Concerning efforts to develop a rounded picture of the historical Newton, one to whom we are most indebted is the legendary economist John Maynard Keynes. A man of business with a love of all things science, Keynes purchased many of Newton’s papers in 1936 before bequeathing them to King’s College a year after the end of the Second World War. In 1942, Keynes made an interesting speech on Newton before the Royal Society Club. Unwilling to settle for the conventional view, he recognised the importance of studying Newton’s life in context, including the academically disturbing aspects.

Where precisely this leaves us concerning a full picture of the man is a far more difficult question to answer. Unquestionably, he was one of history’s rarities; of Newton’s ultimate dreams and intentions, many gaps are still to be filled in. Further to the accusation of paper burnings as mentioned in the book, much of his key work he wrote in code, to save it from falling into the wrong hands. The significance of this is impossible to quantify. While the bathymet and the trip to Holland were undoubtedly a work of fiction, who knows what theories and creations still await our discovery?

Decryption of many of these papers is still to occur.

The School Of Night

Cloaked in secrecy, a clandestine group that matches the characteristics of the School of Night is known to have met during the latter part of Elizabeth I’s reign. Writing in 1592, the Jesuit priest Robert Persons expressly referred to this society that included Sir Walter Raleigh and Christopher Marlowe, branding them ‘The School of Atheism’ in accusation of the apparent topic of conversations that took place. As mentioned of Dee, some exiled Catholics in Antwerp made a similar accusation.

Of the group’s real name, little has come to light. Rather than representing any official title, a reference to the ‘School of Night’ comes from a line in Shakespeare’s Love’s Labour’s Lost, which some have speculated was a coded admittance of the society’s existence and that Shakespeare was a member.

That meetings of some kind did take place between Raleigh and other prominent statesmen of the day can be confirmed, albeit without any sinister connotations or political agenda. Atheism at the time was a serious charge and potentially could amount to treason.

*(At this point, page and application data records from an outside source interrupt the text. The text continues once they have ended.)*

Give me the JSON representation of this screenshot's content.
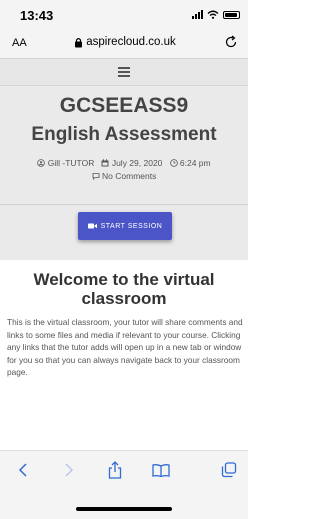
{
  "status_bar": {
    "time": "13:43",
    "icons": [
      "signal-icon",
      "wifi-icon",
      "battery-icon"
    ]
  },
  "browser": {
    "text_size_label": "AA",
    "url": "aspirecloud.co.uk",
    "reload_icon": "reload-icon"
  },
  "site": {
    "title": "GCSEEASS9",
    "menu_icon": "hamburger-icon"
  },
  "post": {
    "title": "English Assessment",
    "author": "Gill -TUTOR",
    "date": "July 29, 2020",
    "time": "6:24 pm",
    "comments": "No Comments"
  },
  "cta": {
    "label": "START SESSION",
    "icon": "video-camera-icon"
  },
  "content": {
    "heading": "Welcome to the virtual classroom",
    "paragraph": "This is the virtual classroom, your tutor will share comments and links to some files and media if relevant to your course. Clicking any links that the tutor adds will open up in a new tab or window for you so that you can always navigate back to your classroom page."
  },
  "toolbar": {
    "icons": [
      "back-icon",
      "forward-icon",
      "share-icon",
      "bookmarks-icon",
      "tabs-icon"
    ]
  },
  "colors": {
    "accent": "#4b55c7",
    "hero_bg": "#eaeaea",
    "chrome_bg": "#f4f4f4"
  }
}
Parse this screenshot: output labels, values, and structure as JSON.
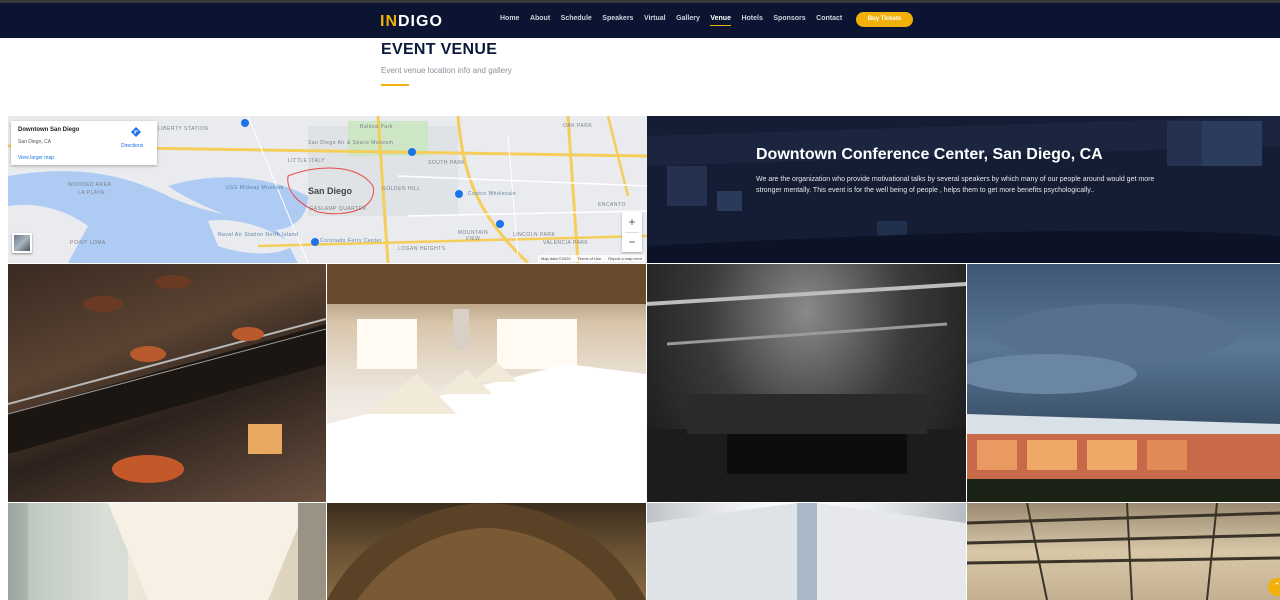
{
  "header": {
    "logo_accent": "IN",
    "logo_rest": "DIGO",
    "nav": [
      "Home",
      "About",
      "Schedule",
      "Speakers",
      "Virtual",
      "Gallery",
      "Venue",
      "Hotels",
      "Sponsors",
      "Contact"
    ],
    "active_nav": "Venue",
    "buy_label": "Buy Tickets"
  },
  "section": {
    "title": "EVENT VENUE",
    "subtitle": "Event venue location info and gallery"
  },
  "map": {
    "place_title": "Downtown San Diego",
    "place_sub": "San Diego, CA",
    "view_larger": "View larger map",
    "directions": "Directions",
    "city_label": "San Diego",
    "labels": {
      "gaslamp": "GASLAMP QUARTER",
      "balboa": "Balboa Park",
      "golden_hill": "GOLDEN HILL",
      "south_park": "SOUTH PARK",
      "costco": "Costco Wholesale",
      "point_loma": "POINT LOMA",
      "coronado": "Coronado Ferry Center",
      "naval": "Naval Air Station North Island",
      "mountain_view": "MOUNTAIN VIEW",
      "lincoln_park": "LINCOLN PARK",
      "encanto": "ENCANTO",
      "valencia": "VALENCIA PARK",
      "logan": "LOGAN HEIGHTS",
      "midway": "USS Midway Museum",
      "liberty": "LIBERTY STATION",
      "wooded": "WOODED AREA",
      "la_playa": "LA PLAYA",
      "little_italy": "LITTLE ITALY",
      "oak_park": "OAK PARK",
      "zoo": "San Diego Air & Space Museum"
    },
    "zoom_in": "+",
    "zoom_out": "−",
    "footer": [
      "Map data ©2020",
      "Terms of Use",
      "Report a map error"
    ]
  },
  "conference": {
    "title": "Downtown Conference Center, San Diego, CA",
    "description": "We are the organization who provide motivational talks by several speakers by which many of our people around would get more stronger mentally. This event is for the well being of people , helps them to get more benefits psychologically.."
  },
  "colors": {
    "accent": "#f1b10a",
    "navbar": "#0b1430",
    "title": "#0b1a3a"
  },
  "scroll_top_icon": "chevron-up-icon"
}
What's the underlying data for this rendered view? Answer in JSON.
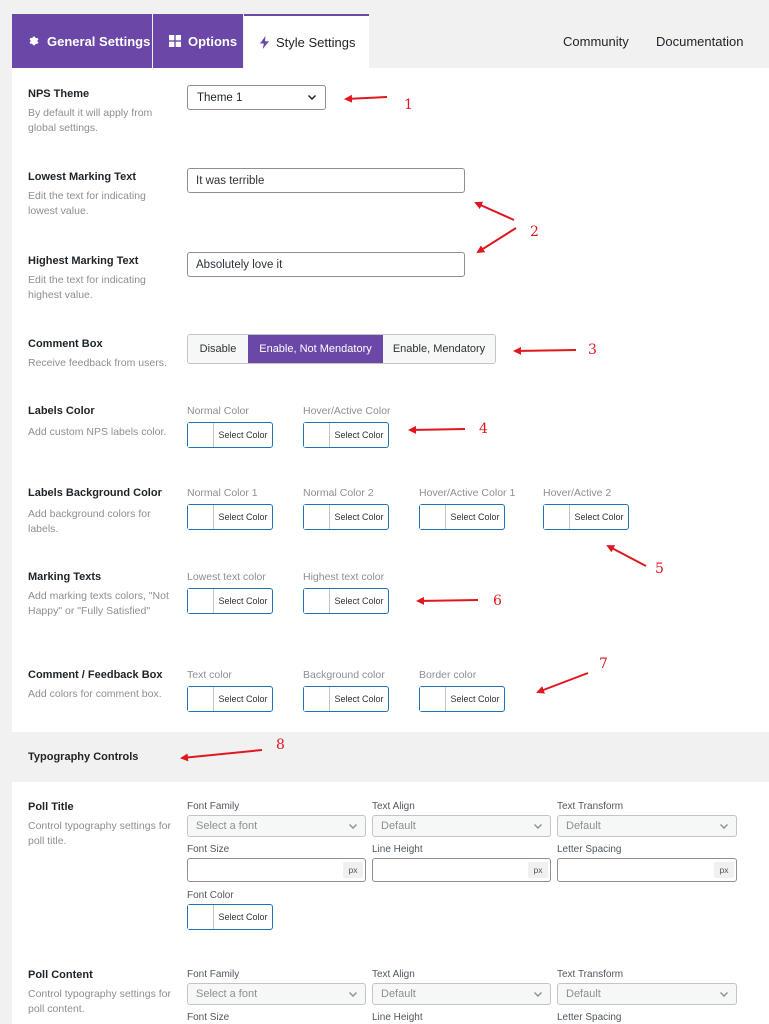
{
  "tabs": [
    {
      "label": "General Settings",
      "icon": "gear-icon"
    },
    {
      "label": "Options",
      "icon": "grid-icon"
    },
    {
      "label": "Style Settings",
      "icon": "bolt-icon"
    }
  ],
  "top_links": {
    "community": "Community",
    "documentation": "Documentation"
  },
  "nps_theme": {
    "label": "NPS Theme",
    "desc": "By default it will apply from global settings.",
    "value": "Theme 1"
  },
  "lowest": {
    "label": "Lowest Marking Text",
    "desc": "Edit the text for indicating lowest value.",
    "value": "It was terrible"
  },
  "highest": {
    "label": "Highest Marking Text",
    "desc": "Edit the text for indicating highest value.",
    "value": "Absolutely love it"
  },
  "comment_box": {
    "label": "Comment Box",
    "desc": "Receive feedback from users.",
    "options": [
      "Disable",
      "Enable, Not Mendatory",
      "Enable, Mendatory"
    ],
    "selected": "Enable, Not Mendatory"
  },
  "select_color": "Select Color",
  "labels_color": {
    "label": "Labels Color",
    "desc": "Add custom NPS labels color.",
    "sub": [
      "Normal Color",
      "Hover/Active Color"
    ]
  },
  "labels_bg": {
    "label": "Labels Background Color",
    "desc": "Add background colors for labels.",
    "sub": [
      "Normal Color 1",
      "Normal Color 2",
      "Hover/Active Color 1",
      "Hover/Active 2"
    ]
  },
  "marking_texts": {
    "label": "Marking Texts",
    "desc": "Add marking texts colors, \"Not Happy\" or \"Fully Satisfied\"",
    "sub": [
      "Lowest text color",
      "Highest text color"
    ]
  },
  "comment_feedback": {
    "label": "Comment / Feedback Box",
    "desc": "Add colors for comment box.",
    "sub": [
      "Text color",
      "Background color",
      "Border color"
    ]
  },
  "typography": {
    "title": "Typography Controls"
  },
  "typo_fields": {
    "font_family": "Font Family",
    "text_align": "Text Align",
    "text_transform": "Text Transform",
    "font_size": "Font Size",
    "line_height": "Line Height",
    "letter_spacing": "Letter Spacing",
    "font_color": "Font Color",
    "font_placeholder": "Select a font",
    "default": "Default",
    "unit": "px"
  },
  "poll_title": {
    "label": "Poll Title",
    "desc": "Control typography settings for poll title."
  },
  "poll_content": {
    "label": "Poll Content",
    "desc": "Control typography settings for poll content."
  },
  "annotations": [
    "1",
    "2",
    "3",
    "4",
    "5",
    "6",
    "7",
    "8"
  ],
  "colors": {
    "accent": "#6b47a8",
    "arrow": "#e0181e",
    "focus_border": "#2271b1"
  }
}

In addition to the name School of Night, it has been suggested the group used the caduceus as their logo and, as such, were also known in certain circles as ‘The Dragon Men’.

Canons Ashby House

Located in the county of Northamptonshire, the house has long been something of an enigma. Whether or not the basic room, located off the landing in the servants’ quarters that includes the strange wall symbols offers evidence a secret society met there is another matter. While coats of arms, including those belonging to Catesby, are easily found, other designs appear to concern stories from antiquity.

The room with the fresco mentioned in The Rosicrucian Prophecy also exists, as do the other areas of the house and grounds. The house, dating from around 1550, was famously the home of the Dryden family and is now cared for by the National Trust. A possible connection with the School of Night or its potential successors would make sense of the coats of arms, though this is unconfirmed.